Items from an interface collection
=======

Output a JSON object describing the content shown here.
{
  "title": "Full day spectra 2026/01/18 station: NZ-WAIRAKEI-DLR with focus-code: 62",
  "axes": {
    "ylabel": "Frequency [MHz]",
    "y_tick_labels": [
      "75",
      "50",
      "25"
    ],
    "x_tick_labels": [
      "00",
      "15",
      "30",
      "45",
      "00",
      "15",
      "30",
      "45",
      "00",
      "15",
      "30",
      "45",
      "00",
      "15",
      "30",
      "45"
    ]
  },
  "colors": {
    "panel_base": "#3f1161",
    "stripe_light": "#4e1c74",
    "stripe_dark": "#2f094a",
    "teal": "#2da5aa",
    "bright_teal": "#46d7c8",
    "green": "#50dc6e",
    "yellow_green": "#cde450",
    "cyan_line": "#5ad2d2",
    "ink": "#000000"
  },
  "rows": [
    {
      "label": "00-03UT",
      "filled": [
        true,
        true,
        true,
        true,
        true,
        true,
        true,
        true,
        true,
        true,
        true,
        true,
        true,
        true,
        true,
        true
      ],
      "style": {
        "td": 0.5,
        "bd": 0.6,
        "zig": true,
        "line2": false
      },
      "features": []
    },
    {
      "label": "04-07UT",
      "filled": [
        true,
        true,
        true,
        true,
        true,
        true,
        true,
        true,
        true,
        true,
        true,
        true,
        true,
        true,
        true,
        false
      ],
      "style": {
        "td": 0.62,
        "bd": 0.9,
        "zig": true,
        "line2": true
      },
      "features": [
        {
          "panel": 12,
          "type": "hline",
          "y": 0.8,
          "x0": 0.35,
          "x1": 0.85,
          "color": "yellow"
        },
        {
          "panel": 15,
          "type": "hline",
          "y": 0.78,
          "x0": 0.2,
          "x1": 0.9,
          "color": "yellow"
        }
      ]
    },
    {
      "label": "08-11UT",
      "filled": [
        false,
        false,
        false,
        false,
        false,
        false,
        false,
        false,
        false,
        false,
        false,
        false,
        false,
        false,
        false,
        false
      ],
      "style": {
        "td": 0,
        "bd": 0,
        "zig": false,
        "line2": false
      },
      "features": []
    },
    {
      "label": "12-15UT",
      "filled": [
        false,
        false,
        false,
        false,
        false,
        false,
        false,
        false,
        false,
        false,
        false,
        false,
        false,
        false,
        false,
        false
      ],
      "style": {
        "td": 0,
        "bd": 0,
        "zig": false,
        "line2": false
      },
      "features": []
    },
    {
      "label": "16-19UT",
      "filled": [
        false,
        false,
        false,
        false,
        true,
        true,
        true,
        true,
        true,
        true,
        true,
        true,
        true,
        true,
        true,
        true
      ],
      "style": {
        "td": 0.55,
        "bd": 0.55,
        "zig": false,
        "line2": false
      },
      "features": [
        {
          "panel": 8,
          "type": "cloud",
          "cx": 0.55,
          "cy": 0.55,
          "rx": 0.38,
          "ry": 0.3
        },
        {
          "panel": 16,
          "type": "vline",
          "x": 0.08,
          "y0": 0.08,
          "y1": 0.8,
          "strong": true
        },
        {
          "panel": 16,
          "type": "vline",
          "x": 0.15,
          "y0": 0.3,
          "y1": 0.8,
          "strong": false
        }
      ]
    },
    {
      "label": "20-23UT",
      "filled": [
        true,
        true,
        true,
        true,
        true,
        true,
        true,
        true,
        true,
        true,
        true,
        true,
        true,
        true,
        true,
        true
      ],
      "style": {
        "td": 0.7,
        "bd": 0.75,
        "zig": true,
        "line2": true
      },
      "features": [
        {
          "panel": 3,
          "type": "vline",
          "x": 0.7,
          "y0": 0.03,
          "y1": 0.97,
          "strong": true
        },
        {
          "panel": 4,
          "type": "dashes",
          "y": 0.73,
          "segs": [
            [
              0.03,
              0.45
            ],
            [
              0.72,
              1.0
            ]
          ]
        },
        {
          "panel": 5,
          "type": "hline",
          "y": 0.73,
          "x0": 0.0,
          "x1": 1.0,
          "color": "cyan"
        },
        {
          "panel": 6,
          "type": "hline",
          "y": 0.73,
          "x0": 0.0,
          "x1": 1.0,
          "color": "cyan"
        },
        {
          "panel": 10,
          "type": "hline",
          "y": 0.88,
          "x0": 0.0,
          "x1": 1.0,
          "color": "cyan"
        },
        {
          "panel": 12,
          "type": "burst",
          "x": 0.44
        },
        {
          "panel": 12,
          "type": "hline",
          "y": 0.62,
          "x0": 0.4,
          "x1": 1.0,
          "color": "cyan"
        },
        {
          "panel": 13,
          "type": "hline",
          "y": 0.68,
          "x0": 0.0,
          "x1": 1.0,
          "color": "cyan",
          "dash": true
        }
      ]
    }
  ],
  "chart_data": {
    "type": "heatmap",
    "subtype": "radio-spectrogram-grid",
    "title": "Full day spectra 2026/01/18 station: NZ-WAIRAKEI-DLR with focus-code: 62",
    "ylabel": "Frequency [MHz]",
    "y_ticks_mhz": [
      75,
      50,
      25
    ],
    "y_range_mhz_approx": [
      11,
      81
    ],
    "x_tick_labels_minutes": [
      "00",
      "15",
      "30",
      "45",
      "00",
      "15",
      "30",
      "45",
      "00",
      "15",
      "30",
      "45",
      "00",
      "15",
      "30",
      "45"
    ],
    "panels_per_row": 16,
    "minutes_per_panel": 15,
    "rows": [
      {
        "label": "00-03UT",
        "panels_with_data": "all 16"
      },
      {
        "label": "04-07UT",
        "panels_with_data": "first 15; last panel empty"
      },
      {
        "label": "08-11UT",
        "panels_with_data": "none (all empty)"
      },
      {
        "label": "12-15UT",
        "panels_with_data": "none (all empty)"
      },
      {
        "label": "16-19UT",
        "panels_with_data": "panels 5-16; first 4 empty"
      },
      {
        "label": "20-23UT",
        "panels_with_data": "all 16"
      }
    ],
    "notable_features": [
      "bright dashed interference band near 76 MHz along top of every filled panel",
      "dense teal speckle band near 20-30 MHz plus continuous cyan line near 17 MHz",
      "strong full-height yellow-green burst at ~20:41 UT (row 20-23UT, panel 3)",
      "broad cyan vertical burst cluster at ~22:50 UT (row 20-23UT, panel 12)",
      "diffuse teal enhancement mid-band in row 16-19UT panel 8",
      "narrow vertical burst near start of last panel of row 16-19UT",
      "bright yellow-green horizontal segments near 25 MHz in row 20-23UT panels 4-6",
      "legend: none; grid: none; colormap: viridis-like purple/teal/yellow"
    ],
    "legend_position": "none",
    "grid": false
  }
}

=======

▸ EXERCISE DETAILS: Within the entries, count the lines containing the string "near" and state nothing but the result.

▸ OUTPUT OF THE EXERCISE: 4